● WHAT YOU HAVE TO DO:
Extract the text of each entry below exactly, leaving every image behind.

(Items from an interface collection)
◇ ◇ ◇ ◇ ◇

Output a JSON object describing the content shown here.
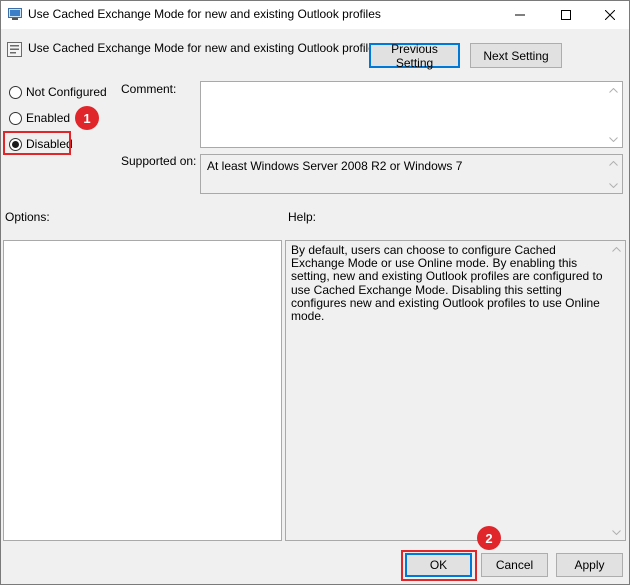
{
  "window": {
    "title": "Use Cached Exchange Mode for new and existing Outlook profiles"
  },
  "header": {
    "title": "Use Cached Exchange Mode for new and existing Outlook profiles",
    "previous_label": "Previous Setting",
    "next_label": "Next Setting"
  },
  "state": {
    "options": [
      {
        "label": "Not Configured",
        "checked": false
      },
      {
        "label": "Enabled",
        "checked": false
      },
      {
        "label": "Disabled",
        "checked": true
      }
    ]
  },
  "comment": {
    "label": "Comment:",
    "value": ""
  },
  "supported": {
    "label": "Supported on:",
    "value": "At least Windows Server 2008 R2 or Windows 7"
  },
  "options_panel": {
    "label": "Options:"
  },
  "help_panel": {
    "label": "Help:",
    "text": "By default, users can choose to configure Cached Exchange Mode or use Online mode. By enabling this setting, new and existing Outlook profiles are configured to use Cached Exchange Mode. Disabling this setting configures new and existing Outlook profiles to use Online mode."
  },
  "footer": {
    "ok_label": "OK",
    "cancel_label": "Cancel",
    "apply_label": "Apply"
  },
  "annotations": {
    "step1": "1",
    "step2": "2",
    "color": "#e0262b"
  },
  "icons": [
    "policy-icon",
    "minimize-icon",
    "maximize-icon",
    "close-icon",
    "scroll-up-icon",
    "scroll-down-icon"
  ]
}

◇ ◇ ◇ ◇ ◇

● OUTPUT BELOW:
Output a JSON object describing the content shown here.
{
  "window": {
    "title": "Use Cached Exchange Mode for new and existing Outlook profiles"
  },
  "header": {
    "title": "Use Cached Exchange Mode for new and existing Outlook profiles",
    "previous_label": "Previous Setting",
    "next_label": "Next Setting"
  },
  "state": {
    "options": [
      {
        "label": "Not Configured",
        "checked": false
      },
      {
        "label": "Enabled",
        "checked": false
      },
      {
        "label": "Disabled",
        "checked": true
      }
    ]
  },
  "comment": {
    "label": "Comment:",
    "value": ""
  },
  "supported": {
    "label": "Supported on:",
    "value": "At least Windows Server 2008 R2 or Windows 7"
  },
  "options_panel": {
    "label": "Options:"
  },
  "help_panel": {
    "label": "Help:",
    "text": "By default, users can choose to configure Cached Exchange Mode or use Online mode. By enabling this setting, new and existing Outlook profiles are configured to use Cached Exchange Mode. Disabling this setting configures new and existing Outlook profiles to use Online mode."
  },
  "footer": {
    "ok_label": "OK",
    "cancel_label": "Cancel",
    "apply_label": "Apply"
  },
  "annotations": {
    "step1": "1",
    "step2": "2",
    "color": "#e0262b"
  },
  "icons": [
    "policy-icon",
    "minimize-icon",
    "maximize-icon",
    "close-icon",
    "scroll-up-icon",
    "scroll-down-icon"
  ]
}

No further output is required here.